Iowa citizens have previously expressed interest in legalizing cannabis prior to this, as well. A Des Moines Register poll in 2021 found that 54% of adults in Iowa supported legalizing cannabis for recreational use, while 39% said they were opposed. Iowa’s Republican governor, Kim Reynolds, has also “opposed any efforts to legalize marijuana in Iowa”, even going so far as to veto a previous amendment to the state’s existing medical marijuana bill.
Despite the strong support from the citizens and the House democrats, the new bill still faces long odds in Iowa’s General Assembly, where both the state Senate and House are controlled by Republicans who have expressed that they’re in no mood for recreational legalization of marijuana.
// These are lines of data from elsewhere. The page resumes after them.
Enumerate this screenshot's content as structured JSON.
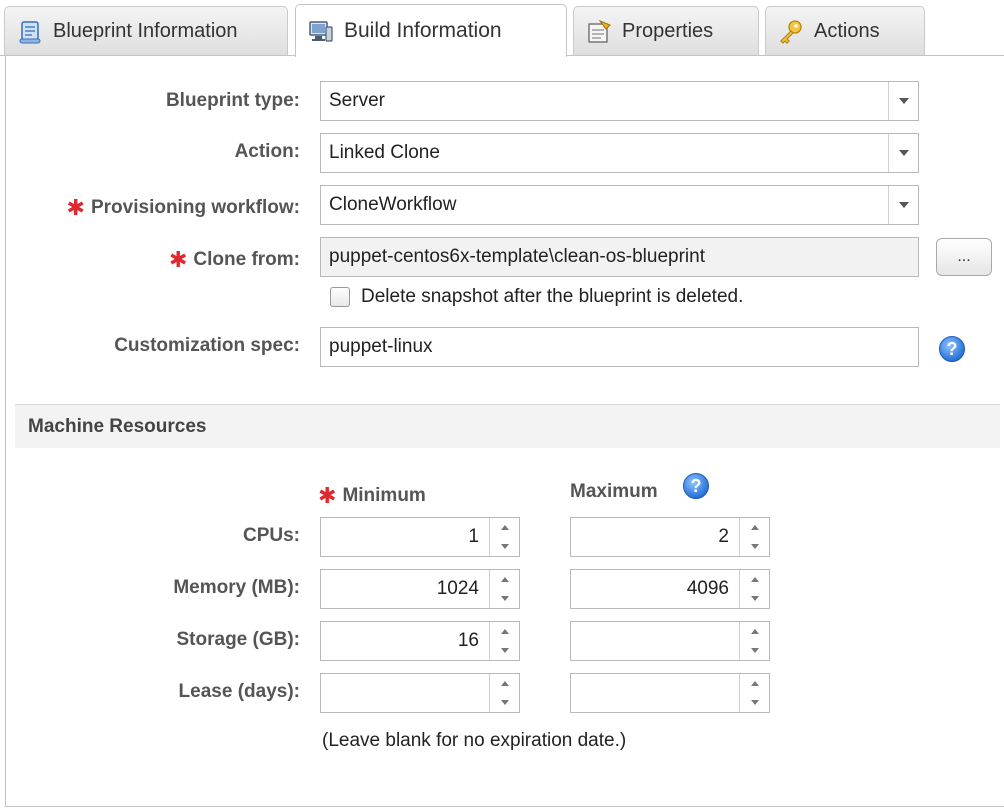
{
  "tabs": [
    {
      "label": "Blueprint Information",
      "icon": "blueprint-scroll-icon",
      "active": false
    },
    {
      "label": "Build Information",
      "icon": "computer-icon",
      "active": true
    },
    {
      "label": "Properties",
      "icon": "properties-icon",
      "active": false
    },
    {
      "label": "Actions",
      "icon": "key-icon",
      "active": false
    }
  ],
  "build": {
    "blueprint_type": {
      "label": "Blueprint type:",
      "value": "Server"
    },
    "action": {
      "label": "Action:",
      "value": "Linked Clone"
    },
    "provisioning_workflow": {
      "label": "Provisioning workflow:",
      "value": "CloneWorkflow",
      "required": true
    },
    "clone_from": {
      "label": "Clone from:",
      "value": "puppet-centos6x-template\\clean-os-blueprint",
      "required": true,
      "browse_label": "..."
    },
    "delete_snapshot": {
      "label": "Delete snapshot after the blueprint is deleted.",
      "checked": false
    },
    "customization_spec": {
      "label": "Customization spec:",
      "value": "puppet-linux"
    }
  },
  "resources": {
    "section_title": "Machine Resources",
    "min_header": "Minimum",
    "max_header": "Maximum",
    "rows": [
      {
        "label": "CPUs:",
        "min": "1",
        "max": "2"
      },
      {
        "label": "Memory (MB):",
        "min": "1024",
        "max": "4096"
      },
      {
        "label": "Storage (GB):",
        "min": "16",
        "max": ""
      },
      {
        "label": "Lease (days):",
        "min": "",
        "max": ""
      }
    ],
    "lease_note": "(Leave blank for no expiration date.)"
  },
  "help_icon_text": "?",
  "required_marker": "✱",
  "colors": {
    "required": "#e0292e",
    "help": "#2a73d8"
  }
}
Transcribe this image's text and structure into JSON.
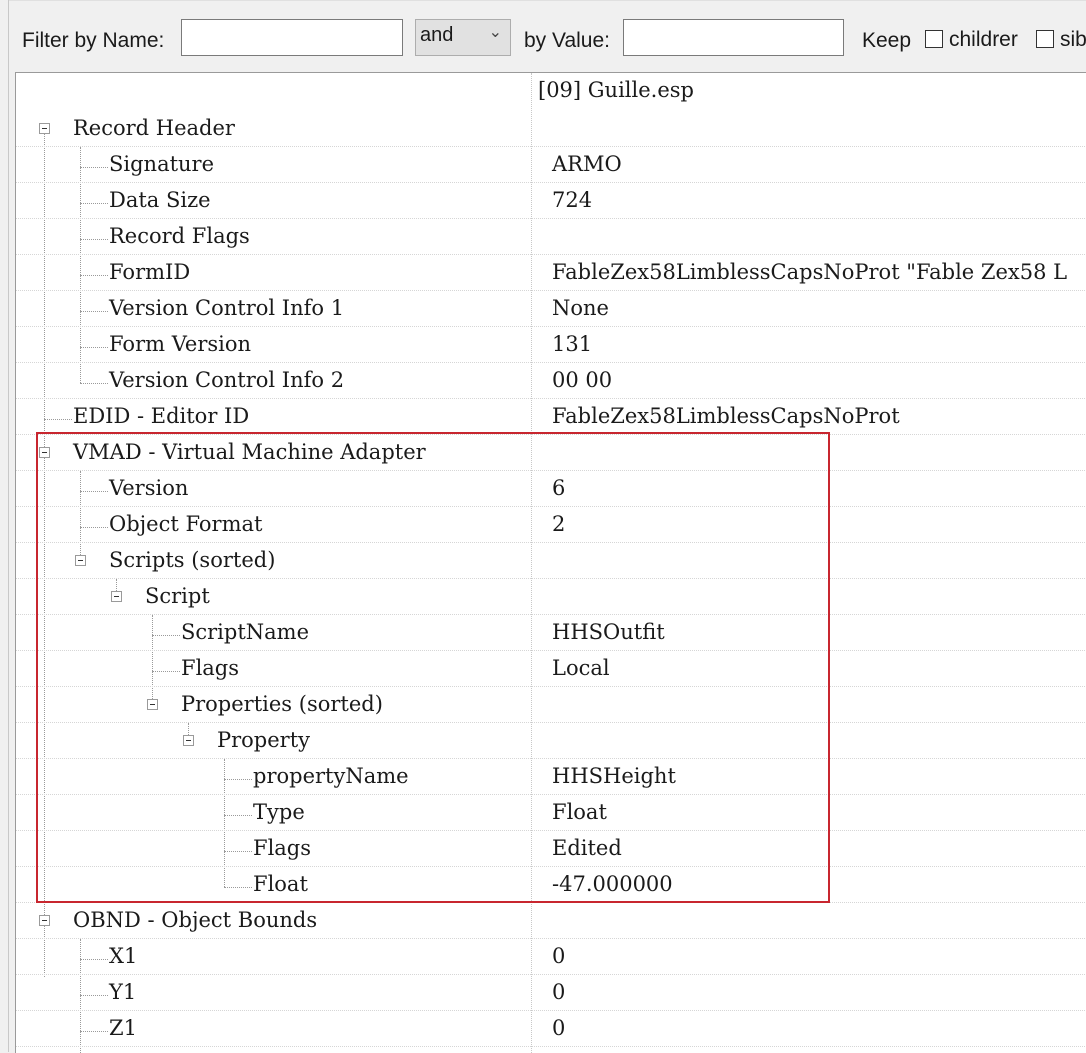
{
  "filter": {
    "name_label": "Filter by Name:",
    "name_value": "",
    "logic": "and",
    "value_label": "by Value:",
    "value_value": "",
    "keep_label": "Keep",
    "children_label": "childrer",
    "siblings_label": "sib"
  },
  "tree": {
    "column_header": "[09] Guille.esp",
    "rows": [
      {
        "label": "Record Header",
        "value": ""
      },
      {
        "label": "Signature",
        "value": "ARMO"
      },
      {
        "label": "Data Size",
        "value": "724"
      },
      {
        "label": "Record Flags",
        "value": ""
      },
      {
        "label": "FormID",
        "value": "FableZex58LimblessCapsNoProt \"Fable Zex58 L"
      },
      {
        "label": "Version Control Info 1",
        "value": "None"
      },
      {
        "label": "Form Version",
        "value": "131"
      },
      {
        "label": "Version Control Info 2",
        "value": "00 00"
      },
      {
        "label": "EDID - Editor ID",
        "value": "FableZex58LimblessCapsNoProt"
      },
      {
        "label": "VMAD - Virtual Machine Adapter",
        "value": ""
      },
      {
        "label": "Version",
        "value": "6"
      },
      {
        "label": "Object Format",
        "value": "2"
      },
      {
        "label": "Scripts (sorted)",
        "value": ""
      },
      {
        "label": "Script",
        "value": ""
      },
      {
        "label": "ScriptName",
        "value": "HHSOutfit"
      },
      {
        "label": "Flags",
        "value": "Local"
      },
      {
        "label": "Properties (sorted)",
        "value": ""
      },
      {
        "label": "Property",
        "value": ""
      },
      {
        "label": "propertyName",
        "value": "HHSHeight"
      },
      {
        "label": "Type",
        "value": "Float"
      },
      {
        "label": "Flags",
        "value": "Edited"
      },
      {
        "label": "Float",
        "value": "-47.000000"
      },
      {
        "label": "OBND - Object Bounds",
        "value": ""
      },
      {
        "label": "X1",
        "value": "0"
      },
      {
        "label": "Y1",
        "value": "0"
      },
      {
        "label": "Z1",
        "value": "0"
      }
    ]
  },
  "colors": {
    "highlight": "#c8262f",
    "tree_background": "#ffffff",
    "toolbar_background": "#f0f0f0"
  }
}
The bill introduced by Democrats would allow “Iowans 21 and older to purchase weed for recreational use from a licensed store, and includes a 10% excise tax and 1% surcharge,” and would “would funnel money towards schools, mental health, and local public safety departments,” according to the democratic spokesperson. This would help funnel the current cannabis taxes being paid out of state back into the state of Iowa, keeping the tax revenue local for state use.
The bill would also eliminate criminal penalties for individuals possessing up to a half-ounce of marijuana and would reclassify such possession as a civil penalty. It would also reduce other possession charges from felonies to misdemeanors and expunge criminal records of nonviolent marijuana possession convictions, driving down the state’s crime and allowing thousands of Iowans to have a clean record after the change.
Unfortunately, GOP party leaders do not expect the recreational marijuana legalization bill to pass or even to advance this year, but the fact that discussions are being started means that the coming years may bring a much-needed change to Iowa’s current laws.